Around 7 P.M., Shockley and Lillard visited their friend, Dr. Clark Heindel, at Heindel’s Baldwin County residence. At approximately 11 P.M. Shockley was strangled to death.

“We know it wasn’t an intentional murder,” said Adam Lamparello, assistant professor of criminal justice. “They were on marijuana and ecstasy in a hot tub. It was a sexual encounter that went wrong.”

When the police arrived, Heindel gave them a brief statement. Then, he returned inside and took his own life with a handgun. Heindel left a note that stated he did not know what happened to Shockley, but he could not live with the guilt of being there at the time of her death.

“The first thing a police officer should do when they’re called to a crime scene is secure the scene,” said Alesa Liles, assistant professor of criminal justice. “You definitely don’t let someone go back to the scene. That was a major mistake by Baldwin County.”

Lillard called the police to report the incident two hours after she was found unconscious in the hot tub. He claims that during those two hours he was taking a walk to clear his head.
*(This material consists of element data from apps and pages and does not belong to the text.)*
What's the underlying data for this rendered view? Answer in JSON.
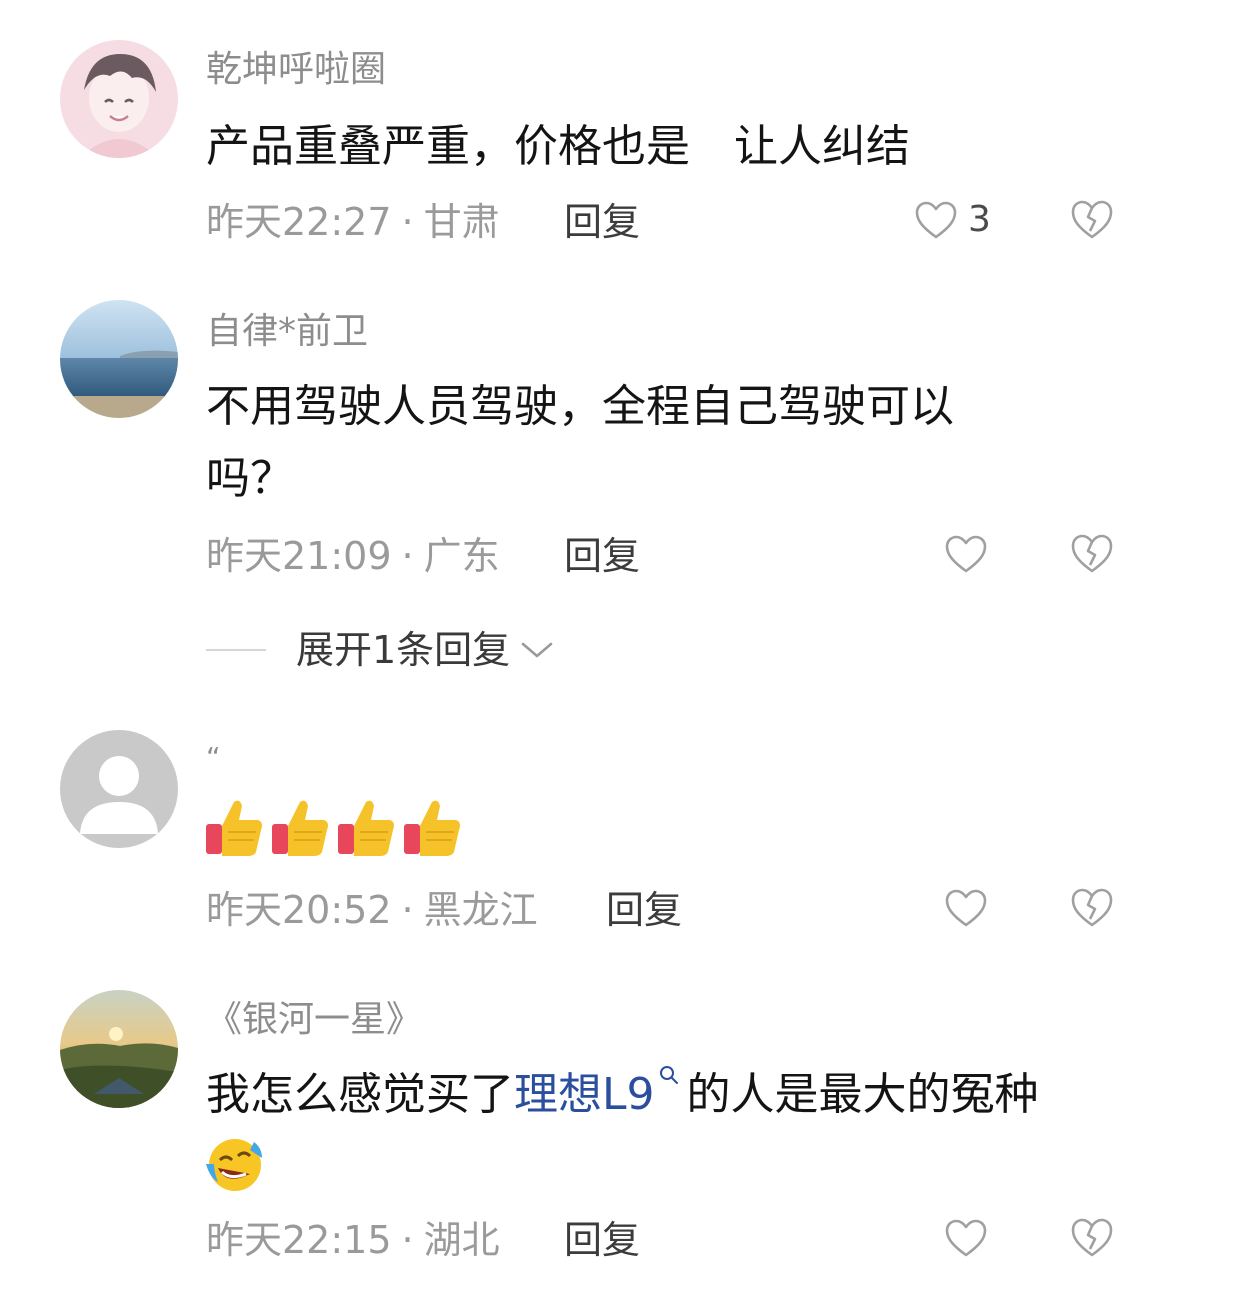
{
  "comments": [
    {
      "username": "乾坤呼啦圈",
      "avatar_icon": "anime-boy-avatar-icon",
      "text": "产品重叠严重，价格也是　让人纠结",
      "time": "昨天22:27",
      "separator": "·",
      "location": "甘肃",
      "reply_label": "回复",
      "like_count": "3"
    },
    {
      "username": "自律*前卫",
      "avatar_icon": "sea-landscape-avatar-icon",
      "text_line1": "不用驾驶人员驾驶，全程自己驾驶可以",
      "text_line2": "吗？",
      "time": "昨天21:09",
      "separator": "·",
      "location": "广东",
      "reply_label": "回复",
      "expand_label": "展开1条回复"
    },
    {
      "username": "“",
      "avatar_icon": "default-user-avatar-icon",
      "emoji": [
        "thumbs-up-icon",
        "thumbs-up-icon",
        "thumbs-up-icon",
        "thumbs-up-icon"
      ],
      "time": "昨天20:52",
      "separator": "·",
      "location": "黑龙江",
      "reply_label": "回复"
    },
    {
      "username": "《银河一星》",
      "avatar_icon": "sunset-landscape-avatar-icon",
      "text_before": "我怎么感觉买了",
      "link_text": "理想L9",
      "text_after": "的人是最大的冤种",
      "emoji": "laughing-tears-icon",
      "time": "昨天22:15",
      "separator": "·",
      "location": "湖北",
      "reply_label": "回复"
    }
  ],
  "colors": {
    "username": "#8d8d8d",
    "content": "#141414",
    "meta": "#9a9a9a",
    "link": "#2b4f9e",
    "icon_stroke": "#a0a0a0"
  }
}
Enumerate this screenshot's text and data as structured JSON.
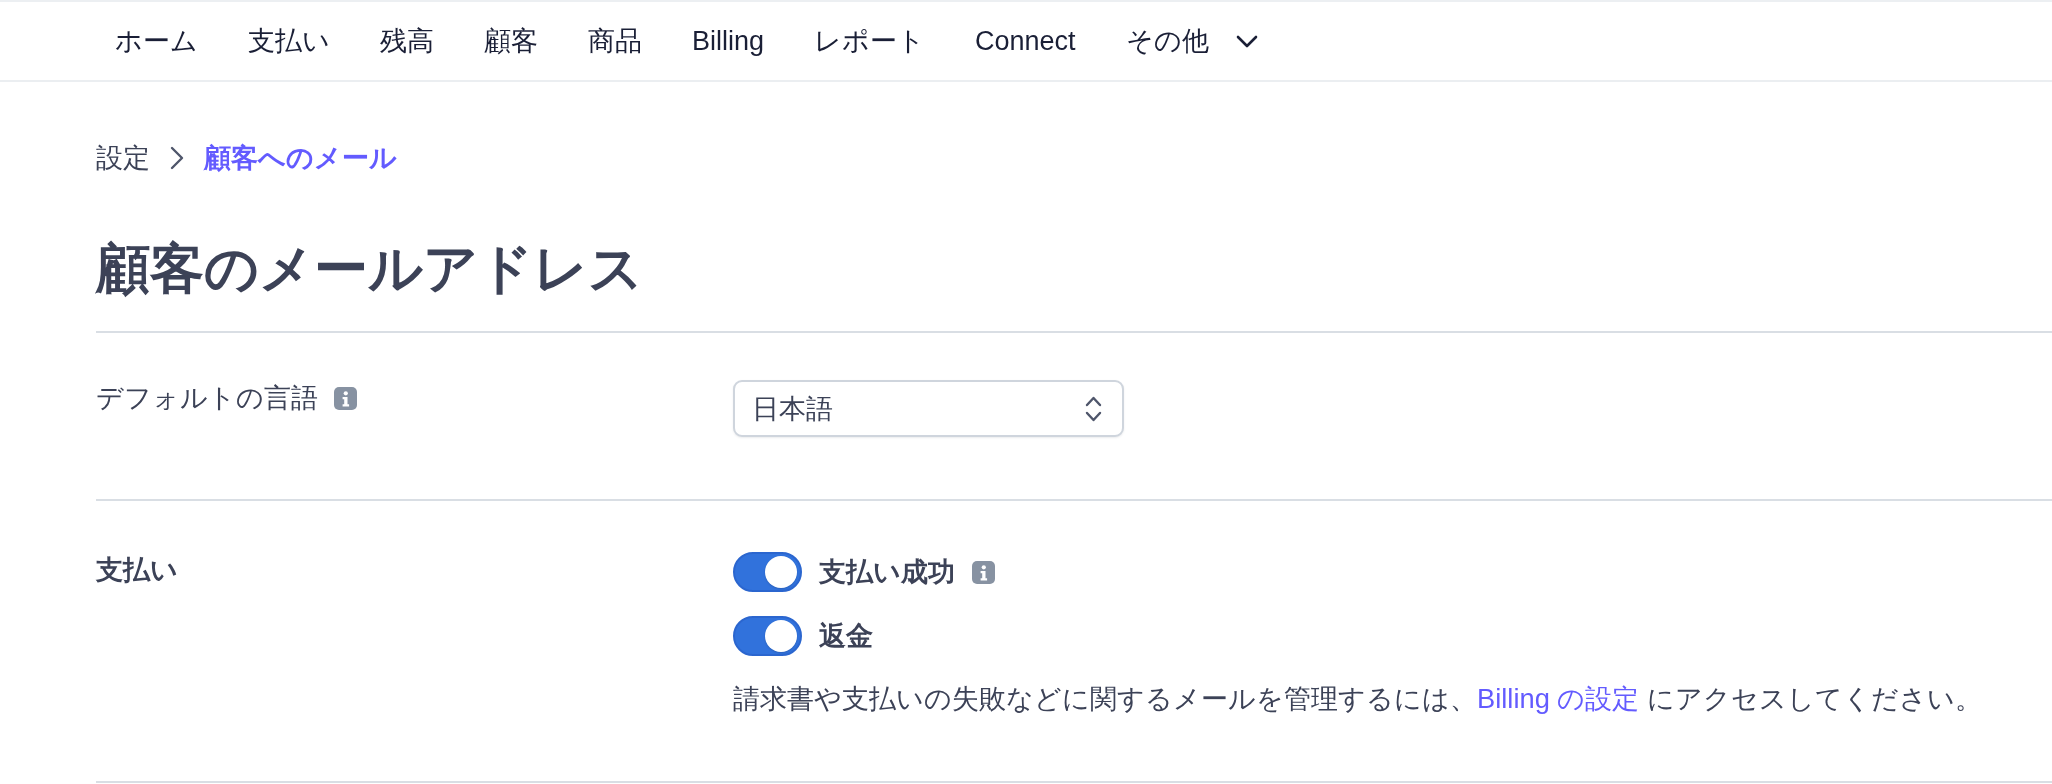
{
  "nav": {
    "items": [
      {
        "label": "ホーム",
        "kind": "link"
      },
      {
        "label": "支払い",
        "kind": "link"
      },
      {
        "label": "残高",
        "kind": "link"
      },
      {
        "label": "顧客",
        "kind": "link"
      },
      {
        "label": "商品",
        "kind": "link"
      },
      {
        "label": "Billing",
        "kind": "link"
      },
      {
        "label": "レポート",
        "kind": "link"
      },
      {
        "label": "Connect",
        "kind": "link"
      },
      {
        "label": "その他",
        "kind": "menu"
      }
    ]
  },
  "breadcrumb": [
    {
      "label": "設定",
      "current": false
    },
    {
      "label": "顧客へのメール",
      "current": true
    }
  ],
  "title": "顧客のメールアドレス",
  "sections": [
    {
      "kind": "select",
      "label": "デフォルトの言語",
      "info": true,
      "select": {
        "value": "日本語"
      }
    },
    {
      "kind": "toggles",
      "label": "支払い",
      "toggles": [
        {
          "label": "支払い成功",
          "on": true,
          "info": true
        },
        {
          "label": "返金",
          "on": true
        }
      ],
      "note": {
        "before": "請求書や支払いの失敗などに関するメールを管理するには、",
        "link": "Billing の設定",
        "after": " にアクセスしてください。"
      }
    }
  ]
}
“Even if he wasn’t doing the strangulation, he didn’t call the police for 90 minutes. Even if you aren’t the person who did the killing, you can still legally be charged with that crime,” Lamparello said.

The police interviewed six of Lillard’s previous sexual partners, and most of them said that he enjoyed consensually choking them during sexual intercourse. Heindel’s sexual partners were also interviewed, and they all confirmed that Heindel had never choked them.

“We know from half of Lillard’s ex-girlfriends that he was into choking his sexual partners. However, there were other ex-girlfriends that said he never did this,” Lamparello said. “When you combine these conflicting testimonies with a witness who is dead, it leads to uncertainty, and this is a recipe for unreasonable doubt.”

Lillard’s defense team used this unreasonable doubt to their advantage. They claimed that Heindel drugged the couple, and Lillard was taking a walk in the woods while Heindel strangled Shockley.

“You have a second person that was at the scene that committed suicide. To the jury, it looks like an act of consciousness of guilt,” Liles said. “We will never know if he had a guilty conscience or not, but a good attorney will use that as evidence.”

Because the victim was in a body of water, there was not a lot of physical evidence to convict Lillard with. The jury of 12 took approximately 35 minutes to decide that Lillard was not guilty of felony murder, aggravated assault or reckless conduct.

“It wasn’t an intentional murder, and it likely happened during a sexual encounter,” Lamparello said. “There is one person dead and one person alive, so everything the jury knows is based on Lillard’s story.”

Although Lillard was acquitted, he still remains in custody. Lillard was on probation for a previous drug charge. Judge Alison T. Burelson, the judge in this case, felt as if Lillard had violated his probation at the time of the murder.

“So, I do find by the ponderance of the evidence that you violated probation in the manner alleged in the petition, and I’m going to revoke your probation for the balance of this sentence, which runs through Oct.15, 2030,” Burelson said in an article in the Morgan County Citizen.